(Source records)
□ □ □ □

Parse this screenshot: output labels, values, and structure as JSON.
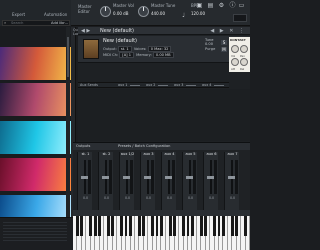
{
  "topbar": {
    "library_tabs": [
      "Expert",
      "Automation"
    ],
    "search_placeholder": "Search",
    "add_library_label": "Add libr...",
    "master_editor": "Master Editor",
    "master_vol_label": "Master Vol",
    "master_vol_value": "0.00 dB",
    "master_tune_label": "Master Tune",
    "master_tune_value": "440.00",
    "bpm_label": "BPM",
    "bpm_value": "120.00"
  },
  "rack": {
    "title": "New (default)",
    "tools": "◀ ▶ ✕ ⋮",
    "arrows": "◀ ▶",
    "instrument": {
      "name": "New (default)",
      "output_label": "Output:",
      "output_value": "st. 1",
      "midi_label": "MIDI Ch:",
      "midi_value": "[A] 1",
      "voices_label": "Voices:",
      "voices_value": "0 Max: 32",
      "memory_label": "Memory:",
      "memory_value": "0.00 MB",
      "purge": "Purge",
      "tune_label": "Tune",
      "tune_value": "0.00",
      "pan_label": "Pan",
      "s_btn": "S",
      "m_btn": "M"
    },
    "aux": [
      "Aux Sends",
      "aux 1",
      "aux 2",
      "aux 3",
      "aux 4"
    ]
  },
  "logo_panel": {
    "brand": "KONTAKT",
    "knob_labels": [
      "Vol",
      "Pan",
      "Att",
      "Rel"
    ]
  },
  "outputs": {
    "title": "Outputs",
    "selector": "Presets / Batch Configuration",
    "strips": [
      {
        "name": "st. 1",
        "db": "0.0"
      },
      {
        "name": "st. 2",
        "db": "0.0"
      },
      {
        "name": "aux 1/2",
        "db": "0.0"
      },
      {
        "name": "aux 3",
        "db": "0.0"
      },
      {
        "name": "aux 4",
        "db": "0.0"
      },
      {
        "name": "aux 5",
        "db": "0.0"
      },
      {
        "name": "aux 6",
        "db": "0.0"
      },
      {
        "name": "aux 7",
        "db": "0.0"
      }
    ]
  },
  "sidebar": {
    "labels": [
      "Quick",
      "Load"
    ]
  },
  "colors": {
    "lib_gradients": [
      "linear-gradient(100deg,#4b2a7a,#d45a3a,#f5c24a)",
      "linear-gradient(100deg,#2a1c3f,#b04a6c,#f09a5e)",
      "linear-gradient(100deg,#0e6b8e,#1fc6e6,#9ff2ff)",
      "linear-gradient(100deg,#6a0f2a,#d02a6a,#ff8a3a)",
      "linear-gradient(100deg,#0b4b8a,#3aa8e8,#bde8ff)",
      "linear-gradient(100deg,#1a2a3a,#3a5a7a,#8ab0c8)"
    ]
  }
}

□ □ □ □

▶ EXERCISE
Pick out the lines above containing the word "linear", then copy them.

▶ COMPLETED EXERCISE
      "linear-gradient(100deg,#4b2a7a,#d45a3a,#f5c24a)",
      "linear-gradient(100deg,#2a1c3f,#b04a6c,#f09a5e)",
      "linear-gradient(100deg,#0e6b8e,#1fc6e6,#9ff2ff)",
      "linear-gradient(100deg,#6a0f2a,#d02a6a,#ff8a3a)",
      "linear-gradient(100deg,#0b4b8a,#3aa8e8,#bde8ff)",
      "linear-gradient(100deg,#1a2a3a,#3a5a7a,#8ab0c8)"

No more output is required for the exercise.